In Haskell, a function is curried by default. This means that a function that conceptually takes multiple arguments actually takes one argument and returns another function that takes the next argument. This process can be repeated until all arguments are consumed and the final result is produced.

Currying plays a role in Haskell expression evaluation by allowing functions to be partially applied. Partial application means that a function can be called with fewer arguments than expected, resulting in a new function with the remaining arguments waiting to be supplied. This provides great flexibility and composability in defining and using functions.

The evaluation of curried functions follows a process called lazy evaluation, where expressions are only evaluated when needed. This allows for efficient computation by avoiding unnecessary evaluations and allows for the expression of infinite data structures.

Overall, currying in Haskell expression evaluation enables functional programming paradigms such as higher-order functions, function composition, and programming with partially applied functions.

## How does Haskell evaluate expressions?

Haskell uses lazy evaluation to evaluate expressions. This means that expressions are not evaluated until their values are actually needed.

When a Haskell program is executed, it builds up a lazy computation graph of expressions. When a value is needed, the computation graph is traversed, and only the necessary expressions to compute the desired value are evaluated. This allows Haskell to avoid unnecessary computations and potentially infinite loops, as expressions are only evaluated when their results are actually needed.

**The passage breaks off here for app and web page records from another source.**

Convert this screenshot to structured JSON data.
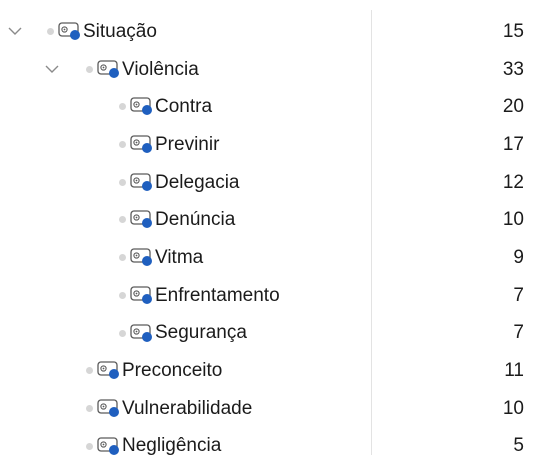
{
  "tree": {
    "rows": [
      {
        "label": "Situação",
        "count": "15",
        "level": 0,
        "expandable": true,
        "expanded": true
      },
      {
        "label": "Violência",
        "count": "33",
        "level": 1,
        "expandable": true,
        "expanded": true
      },
      {
        "label": "Contra",
        "count": "20",
        "level": 2,
        "expandable": false
      },
      {
        "label": "Previnir",
        "count": "17",
        "level": 2,
        "expandable": false
      },
      {
        "label": "Delegacia",
        "count": "12",
        "level": 2,
        "expandable": false
      },
      {
        "label": "Denúncia",
        "count": "10",
        "level": 2,
        "expandable": false
      },
      {
        "label": "Vitma",
        "count": "9",
        "level": 2,
        "expandable": false
      },
      {
        "label": "Enfrentamento",
        "count": "7",
        "level": 2,
        "expandable": false
      },
      {
        "label": "Segurança",
        "count": "7",
        "level": 2,
        "expandable": false
      },
      {
        "label": "Preconceito",
        "count": "11",
        "level": 1,
        "expandable": false
      },
      {
        "label": "Vulnerabilidade",
        "count": "10",
        "level": 1,
        "expandable": false
      },
      {
        "label": "Negligência",
        "count": "5",
        "level": 1,
        "expandable": false
      }
    ]
  },
  "icons": {
    "expand": "chevron-down-icon",
    "bullet": "dot-icon",
    "code": "code-node-icon"
  },
  "colors": {
    "accent": "#1f5fbf",
    "bullet": "#d6d6d6",
    "icon_outline": "#5a5a5a"
  }
}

Lazy evaluation also allows for more efficient computation, as it avoids unnecessary work. For example, in cases where an expression only needs a part of a data structure, Haskell can avoid evaluating the entire structure and only compute the necessary parts.

However, lazy evaluation can sometimes lead to unexpected behavior, as it may cause expressions to be evaluated in a different order than expected. This is known as non-strict semantics, as the order of evaluation is determined by the need for values rather than by the order of expressions in the code.

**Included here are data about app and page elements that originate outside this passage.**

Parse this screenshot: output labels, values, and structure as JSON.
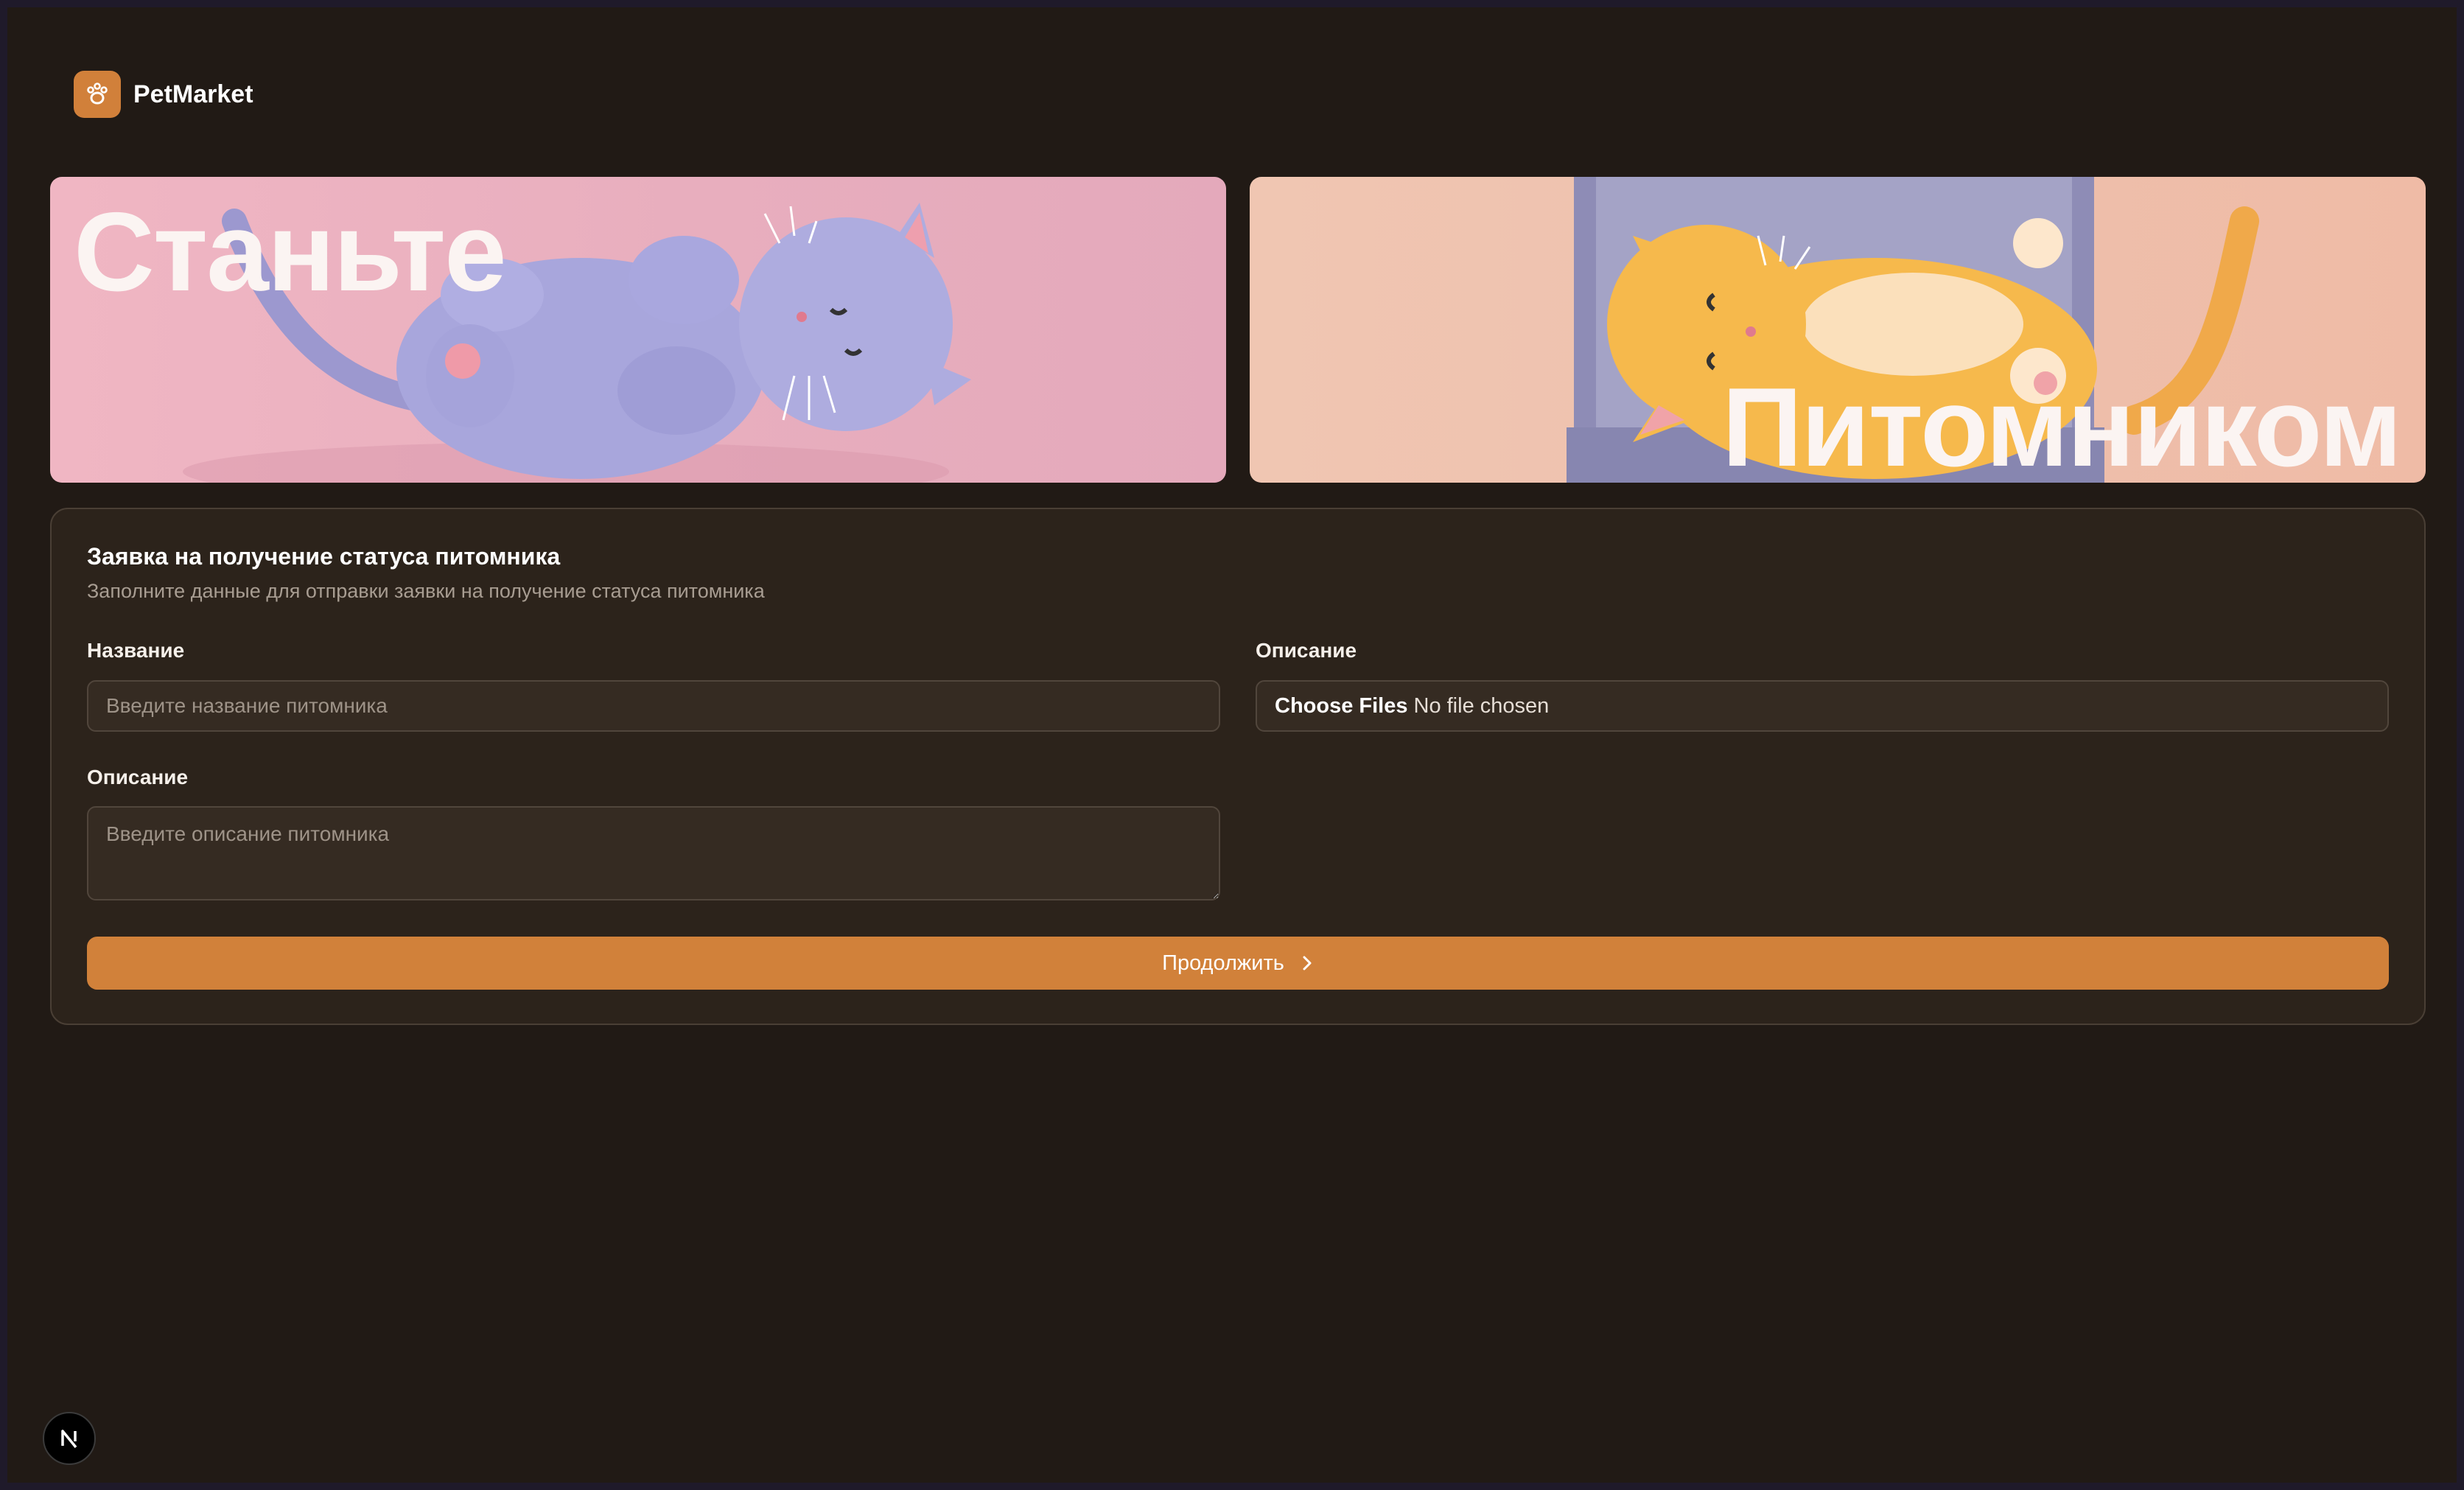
{
  "app": {
    "name": "PetMarket",
    "logo_icon": "paw-icon",
    "accent_color": "#d1803a"
  },
  "banners": {
    "left": {
      "text": "Станьте",
      "image": "sleeping-blue-cat-illustration"
    },
    "right": {
      "text": "Питомником",
      "image": "sleeping-orange-cat-illustration"
    }
  },
  "form": {
    "title": "Заявка на получение статуса питомника",
    "subtitle": "Заполните данные для отправки заявки на получение статуса питомника",
    "name_label": "Название",
    "name_placeholder": "Введите название питомника",
    "file_label": "Описание",
    "file_button": "Choose Files",
    "file_status": "No file chosen",
    "description_label": "Описание",
    "description_placeholder": "Введите описание питомника",
    "submit_label": "Продолжить",
    "submit_icon": "chevron-right-icon"
  },
  "dev_badge": {
    "icon": "nextjs-icon",
    "letter": "N"
  }
}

In some cases, Haskell also supports strict evaluation, where expressions are evaluated immediately. This can be useful for cases where the laziness of Haskell's default evaluation strategy is not desired.

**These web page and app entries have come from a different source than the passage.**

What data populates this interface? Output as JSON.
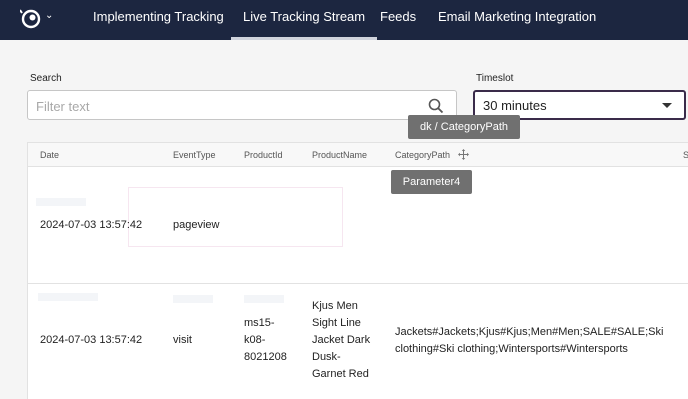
{
  "nav": {
    "tabs": [
      {
        "label": "Implementing Tracking",
        "active": false
      },
      {
        "label": "Live Tracking Stream",
        "active": true
      },
      {
        "label": "Feeds",
        "active": false
      },
      {
        "label": "Email Marketing Integration",
        "active": false
      }
    ],
    "logo_icon": "eye-logo-icon",
    "menu_icon": "chevron-down-icon"
  },
  "filters": {
    "search_label": "Search",
    "search_placeholder": "Filter text",
    "timeslot_label": "Timeslot",
    "timeslot_value": "30 minutes"
  },
  "tooltips": {
    "category_path": "dk / CategoryPath",
    "parameter4": "Parameter4"
  },
  "table": {
    "columns": [
      "Date",
      "EventType",
      "ProductId",
      "ProductName",
      "CategoryPath",
      "S"
    ],
    "rows": [
      {
        "date": "2024-07-03 13:57:42",
        "event_type": "pageview",
        "product_id": [],
        "product_name": [],
        "category_path": []
      },
      {
        "date": "2024-07-03 13:57:42",
        "event_type": "visit",
        "product_id": [
          "ms15-",
          "k08-",
          "8021208"
        ],
        "product_name": [
          "Kjus Men",
          "Sight Line",
          "Jacket Dark",
          "Dusk-",
          "Garnet Red"
        ],
        "category_path": [
          "Jackets#Jackets;Kjus#Kjus;Men#Men;SALE#SALE;Ski",
          "clothing#Ski clothing;Wintersports#Wintersports"
        ]
      }
    ]
  },
  "colors": {
    "topbar": "#1c2640",
    "tooltip": "#707070",
    "select_border": "#3a2b4a"
  }
}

## How does Haskell handle function application?

Haskell handles function application in a consistent manner, adhering to the expression syntax and type system rules. Here are a few key points about how Haskell handles function application:

- Function application is denoted by a space character between the function name and its argument(s). For example, calling a function f with arguments x and y is written as f x y.
- In Haskell, function application has the highest precedence and is left associative. This means that if a function is applied to multiple arguments, the application is performed from left to right. For example, f x y z is equivalent to ((f x) y) z.
- Function application is considered a type of operator that takes a function as its left operand and its argument(s) as its right operand(s). This can be seen as a form of syntactic sugar where infix operators are treated as normal functions. For instance, the operator + is actually a function (+) that takes two arguments.
- Currying is a fundamental aspect of Haskell's function application. Currying allows a multi-argument function to be transformed into a chain of single-argument functions. This means that when a function is applied to less than its total number of arguments, a new function is returned that takes the remaining arguments. For example, if f is a function of two arguments, f x returns another function that takes the second argument.
- The type system in Haskell also takes function application into account. Function types are expressed as a series of arrows, where the type of a multi-argument function is represented as a sequence of arrow types. For instance, a function that takes arguments of types a, b, and c and returns a result of type d is represented as (a -> b -> c -> d).

Overall, Haskell's approach to function application allows for flexible and concise expression of computations while maintaining a strong type system.